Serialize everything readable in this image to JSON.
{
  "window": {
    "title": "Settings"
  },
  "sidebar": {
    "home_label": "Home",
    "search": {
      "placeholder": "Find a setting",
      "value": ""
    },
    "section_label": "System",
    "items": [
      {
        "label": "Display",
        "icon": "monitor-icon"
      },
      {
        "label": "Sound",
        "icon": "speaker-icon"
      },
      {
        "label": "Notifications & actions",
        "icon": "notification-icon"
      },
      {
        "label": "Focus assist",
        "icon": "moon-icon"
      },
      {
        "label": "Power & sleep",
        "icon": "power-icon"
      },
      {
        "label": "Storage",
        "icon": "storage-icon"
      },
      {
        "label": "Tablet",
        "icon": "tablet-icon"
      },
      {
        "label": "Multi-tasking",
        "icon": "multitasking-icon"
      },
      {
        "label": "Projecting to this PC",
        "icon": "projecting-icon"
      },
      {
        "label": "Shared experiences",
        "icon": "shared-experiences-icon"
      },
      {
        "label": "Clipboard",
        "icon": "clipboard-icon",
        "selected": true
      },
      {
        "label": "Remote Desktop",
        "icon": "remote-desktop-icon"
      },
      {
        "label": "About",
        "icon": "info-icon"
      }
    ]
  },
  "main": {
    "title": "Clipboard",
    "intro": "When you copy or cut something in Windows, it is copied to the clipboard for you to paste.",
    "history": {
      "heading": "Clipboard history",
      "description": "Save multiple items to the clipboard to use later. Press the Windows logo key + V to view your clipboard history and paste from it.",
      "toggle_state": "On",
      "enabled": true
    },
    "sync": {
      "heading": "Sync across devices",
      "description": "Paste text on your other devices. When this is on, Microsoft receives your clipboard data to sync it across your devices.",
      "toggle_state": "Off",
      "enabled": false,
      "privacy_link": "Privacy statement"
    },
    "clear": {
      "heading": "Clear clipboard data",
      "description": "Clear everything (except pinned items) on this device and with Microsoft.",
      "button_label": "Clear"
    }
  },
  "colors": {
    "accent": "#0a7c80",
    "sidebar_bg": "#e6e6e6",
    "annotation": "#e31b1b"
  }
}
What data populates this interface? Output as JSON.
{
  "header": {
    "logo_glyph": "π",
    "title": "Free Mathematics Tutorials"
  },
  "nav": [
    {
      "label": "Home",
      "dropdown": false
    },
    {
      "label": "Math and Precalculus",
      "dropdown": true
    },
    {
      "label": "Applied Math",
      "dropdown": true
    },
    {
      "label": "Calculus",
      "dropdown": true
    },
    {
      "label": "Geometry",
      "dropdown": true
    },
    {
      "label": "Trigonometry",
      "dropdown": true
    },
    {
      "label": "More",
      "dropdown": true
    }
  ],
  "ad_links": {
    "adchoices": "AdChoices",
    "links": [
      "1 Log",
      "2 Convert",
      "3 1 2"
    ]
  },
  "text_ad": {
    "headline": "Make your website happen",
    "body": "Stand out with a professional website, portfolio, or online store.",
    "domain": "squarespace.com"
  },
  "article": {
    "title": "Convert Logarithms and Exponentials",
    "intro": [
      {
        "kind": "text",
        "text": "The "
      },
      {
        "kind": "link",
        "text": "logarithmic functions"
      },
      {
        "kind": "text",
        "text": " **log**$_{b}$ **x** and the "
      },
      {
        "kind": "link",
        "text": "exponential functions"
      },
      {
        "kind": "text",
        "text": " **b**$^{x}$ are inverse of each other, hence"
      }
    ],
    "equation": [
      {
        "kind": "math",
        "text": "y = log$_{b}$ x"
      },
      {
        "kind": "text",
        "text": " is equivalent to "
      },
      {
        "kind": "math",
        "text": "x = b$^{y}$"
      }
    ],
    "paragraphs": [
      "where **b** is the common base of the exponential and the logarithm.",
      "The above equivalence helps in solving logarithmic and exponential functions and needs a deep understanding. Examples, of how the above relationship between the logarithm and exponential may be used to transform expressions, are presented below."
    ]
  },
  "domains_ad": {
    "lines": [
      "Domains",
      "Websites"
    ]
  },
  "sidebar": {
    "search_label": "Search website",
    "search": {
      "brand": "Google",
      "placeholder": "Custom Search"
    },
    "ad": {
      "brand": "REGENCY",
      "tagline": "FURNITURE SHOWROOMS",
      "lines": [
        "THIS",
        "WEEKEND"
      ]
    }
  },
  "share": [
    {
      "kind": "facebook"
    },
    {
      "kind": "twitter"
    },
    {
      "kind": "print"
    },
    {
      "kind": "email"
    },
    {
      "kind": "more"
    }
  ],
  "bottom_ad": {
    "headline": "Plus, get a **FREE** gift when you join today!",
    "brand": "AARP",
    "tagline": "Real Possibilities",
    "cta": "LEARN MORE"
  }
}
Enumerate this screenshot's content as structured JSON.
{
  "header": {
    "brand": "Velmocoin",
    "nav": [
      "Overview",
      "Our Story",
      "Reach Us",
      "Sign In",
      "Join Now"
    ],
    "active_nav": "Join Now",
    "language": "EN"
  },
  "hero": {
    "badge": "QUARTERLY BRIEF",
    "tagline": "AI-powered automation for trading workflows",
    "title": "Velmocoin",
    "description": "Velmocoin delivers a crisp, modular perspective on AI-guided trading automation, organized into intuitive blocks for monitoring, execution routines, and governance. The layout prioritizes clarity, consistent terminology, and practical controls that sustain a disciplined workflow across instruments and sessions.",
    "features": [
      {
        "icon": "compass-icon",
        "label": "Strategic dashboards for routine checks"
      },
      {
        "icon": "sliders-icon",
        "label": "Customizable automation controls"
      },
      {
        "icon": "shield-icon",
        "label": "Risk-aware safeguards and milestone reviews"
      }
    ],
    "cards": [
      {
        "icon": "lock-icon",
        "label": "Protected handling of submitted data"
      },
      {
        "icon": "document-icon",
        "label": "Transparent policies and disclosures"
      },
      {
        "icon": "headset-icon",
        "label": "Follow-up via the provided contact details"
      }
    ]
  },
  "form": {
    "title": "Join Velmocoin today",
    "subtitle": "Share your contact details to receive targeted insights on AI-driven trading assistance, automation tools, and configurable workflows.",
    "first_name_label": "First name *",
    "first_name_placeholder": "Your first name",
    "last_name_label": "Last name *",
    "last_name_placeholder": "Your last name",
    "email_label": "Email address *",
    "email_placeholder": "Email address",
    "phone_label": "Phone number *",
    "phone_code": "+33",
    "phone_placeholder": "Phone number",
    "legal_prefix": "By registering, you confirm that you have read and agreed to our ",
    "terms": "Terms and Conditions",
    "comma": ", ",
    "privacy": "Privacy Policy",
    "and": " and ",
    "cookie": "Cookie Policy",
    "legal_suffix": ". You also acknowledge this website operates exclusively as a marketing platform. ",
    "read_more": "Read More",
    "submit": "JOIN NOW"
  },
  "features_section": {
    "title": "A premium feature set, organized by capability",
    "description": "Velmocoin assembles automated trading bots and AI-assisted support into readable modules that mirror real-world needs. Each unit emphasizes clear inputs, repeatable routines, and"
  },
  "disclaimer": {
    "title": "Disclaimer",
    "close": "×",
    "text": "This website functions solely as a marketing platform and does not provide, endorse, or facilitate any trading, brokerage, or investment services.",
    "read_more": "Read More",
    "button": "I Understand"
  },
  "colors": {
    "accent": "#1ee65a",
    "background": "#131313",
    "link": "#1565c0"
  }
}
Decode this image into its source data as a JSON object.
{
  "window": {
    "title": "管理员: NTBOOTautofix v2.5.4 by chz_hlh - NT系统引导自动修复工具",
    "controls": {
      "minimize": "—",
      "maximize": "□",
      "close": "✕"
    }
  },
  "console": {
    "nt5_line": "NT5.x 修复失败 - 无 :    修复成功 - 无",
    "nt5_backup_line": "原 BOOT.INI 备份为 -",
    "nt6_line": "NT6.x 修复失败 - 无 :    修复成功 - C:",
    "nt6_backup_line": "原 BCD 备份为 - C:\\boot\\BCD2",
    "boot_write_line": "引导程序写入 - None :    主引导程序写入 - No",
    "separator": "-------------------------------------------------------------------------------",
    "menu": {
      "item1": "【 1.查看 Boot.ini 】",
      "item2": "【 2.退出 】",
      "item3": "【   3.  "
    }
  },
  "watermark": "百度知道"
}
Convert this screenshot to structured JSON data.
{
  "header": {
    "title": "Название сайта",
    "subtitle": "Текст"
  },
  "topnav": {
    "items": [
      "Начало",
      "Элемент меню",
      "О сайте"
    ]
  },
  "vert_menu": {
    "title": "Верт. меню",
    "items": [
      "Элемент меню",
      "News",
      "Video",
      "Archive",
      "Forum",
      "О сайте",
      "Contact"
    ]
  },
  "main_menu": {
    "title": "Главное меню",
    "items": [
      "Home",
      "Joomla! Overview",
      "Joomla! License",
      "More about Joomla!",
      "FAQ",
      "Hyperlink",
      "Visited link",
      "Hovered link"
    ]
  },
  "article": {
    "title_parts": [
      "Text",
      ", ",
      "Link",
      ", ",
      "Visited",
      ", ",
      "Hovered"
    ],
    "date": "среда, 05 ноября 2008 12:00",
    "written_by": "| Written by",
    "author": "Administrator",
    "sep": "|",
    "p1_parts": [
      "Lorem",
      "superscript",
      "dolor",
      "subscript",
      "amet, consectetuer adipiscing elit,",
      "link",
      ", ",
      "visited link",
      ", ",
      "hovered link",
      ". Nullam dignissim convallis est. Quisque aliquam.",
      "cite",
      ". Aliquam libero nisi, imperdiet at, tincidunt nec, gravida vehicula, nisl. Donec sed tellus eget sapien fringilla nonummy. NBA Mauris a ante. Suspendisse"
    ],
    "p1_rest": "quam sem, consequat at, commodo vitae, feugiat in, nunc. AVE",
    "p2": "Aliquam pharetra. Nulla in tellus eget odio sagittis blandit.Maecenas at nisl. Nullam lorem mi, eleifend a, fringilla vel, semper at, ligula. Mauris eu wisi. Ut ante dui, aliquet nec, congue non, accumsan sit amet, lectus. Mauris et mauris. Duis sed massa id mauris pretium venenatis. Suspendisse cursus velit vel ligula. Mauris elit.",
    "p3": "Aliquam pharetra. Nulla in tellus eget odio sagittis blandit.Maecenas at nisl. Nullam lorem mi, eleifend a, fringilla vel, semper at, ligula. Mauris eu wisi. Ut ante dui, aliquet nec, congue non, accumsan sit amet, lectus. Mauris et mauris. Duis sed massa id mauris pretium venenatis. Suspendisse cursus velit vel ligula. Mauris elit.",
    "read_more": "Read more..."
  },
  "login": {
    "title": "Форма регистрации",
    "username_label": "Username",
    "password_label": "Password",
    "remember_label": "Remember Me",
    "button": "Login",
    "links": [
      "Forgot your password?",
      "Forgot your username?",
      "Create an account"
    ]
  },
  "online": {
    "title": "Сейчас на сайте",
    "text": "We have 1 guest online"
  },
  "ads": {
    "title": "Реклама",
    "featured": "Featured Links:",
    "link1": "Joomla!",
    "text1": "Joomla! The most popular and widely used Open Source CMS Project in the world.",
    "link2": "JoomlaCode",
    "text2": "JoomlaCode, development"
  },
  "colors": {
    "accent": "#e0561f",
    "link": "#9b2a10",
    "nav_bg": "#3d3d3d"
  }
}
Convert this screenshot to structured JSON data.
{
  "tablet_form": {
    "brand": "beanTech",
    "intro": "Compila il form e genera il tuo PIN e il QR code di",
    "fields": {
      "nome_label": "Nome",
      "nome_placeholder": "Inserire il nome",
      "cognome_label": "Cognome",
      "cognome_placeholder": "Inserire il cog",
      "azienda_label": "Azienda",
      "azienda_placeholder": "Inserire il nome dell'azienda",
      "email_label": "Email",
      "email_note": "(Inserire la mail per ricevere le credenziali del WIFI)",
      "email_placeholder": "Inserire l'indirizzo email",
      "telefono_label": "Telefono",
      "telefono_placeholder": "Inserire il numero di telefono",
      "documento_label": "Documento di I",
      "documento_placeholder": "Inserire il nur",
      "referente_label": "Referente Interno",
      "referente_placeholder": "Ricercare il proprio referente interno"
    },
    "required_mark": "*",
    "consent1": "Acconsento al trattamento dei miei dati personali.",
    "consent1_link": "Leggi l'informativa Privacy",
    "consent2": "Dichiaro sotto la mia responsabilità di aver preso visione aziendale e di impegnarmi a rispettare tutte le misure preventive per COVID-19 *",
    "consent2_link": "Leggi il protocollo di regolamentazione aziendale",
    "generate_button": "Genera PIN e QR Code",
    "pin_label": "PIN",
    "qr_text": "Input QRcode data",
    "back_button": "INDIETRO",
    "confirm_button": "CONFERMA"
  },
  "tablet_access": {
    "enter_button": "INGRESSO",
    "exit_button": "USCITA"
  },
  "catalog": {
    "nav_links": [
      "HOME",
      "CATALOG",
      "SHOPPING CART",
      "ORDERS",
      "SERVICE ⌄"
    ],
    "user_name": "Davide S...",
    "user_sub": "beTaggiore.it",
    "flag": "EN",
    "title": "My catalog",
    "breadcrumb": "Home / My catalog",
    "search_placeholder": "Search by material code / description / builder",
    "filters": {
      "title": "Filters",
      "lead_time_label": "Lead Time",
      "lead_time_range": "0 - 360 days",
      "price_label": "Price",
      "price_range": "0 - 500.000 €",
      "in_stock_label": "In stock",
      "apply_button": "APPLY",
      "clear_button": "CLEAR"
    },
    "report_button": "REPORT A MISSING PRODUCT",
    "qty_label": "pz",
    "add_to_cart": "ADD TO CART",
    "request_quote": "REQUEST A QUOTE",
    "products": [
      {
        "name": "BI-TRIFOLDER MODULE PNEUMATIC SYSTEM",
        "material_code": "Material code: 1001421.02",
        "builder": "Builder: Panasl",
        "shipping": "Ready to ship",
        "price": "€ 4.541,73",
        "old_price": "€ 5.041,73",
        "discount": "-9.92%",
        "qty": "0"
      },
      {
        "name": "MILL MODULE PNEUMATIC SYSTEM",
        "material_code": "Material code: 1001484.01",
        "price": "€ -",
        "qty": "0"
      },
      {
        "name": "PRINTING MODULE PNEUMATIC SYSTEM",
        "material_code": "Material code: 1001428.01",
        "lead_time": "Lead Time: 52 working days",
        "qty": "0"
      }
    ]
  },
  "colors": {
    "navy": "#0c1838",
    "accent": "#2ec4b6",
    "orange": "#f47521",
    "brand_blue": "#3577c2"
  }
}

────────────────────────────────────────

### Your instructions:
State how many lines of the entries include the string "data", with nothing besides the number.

### Exercise output:
8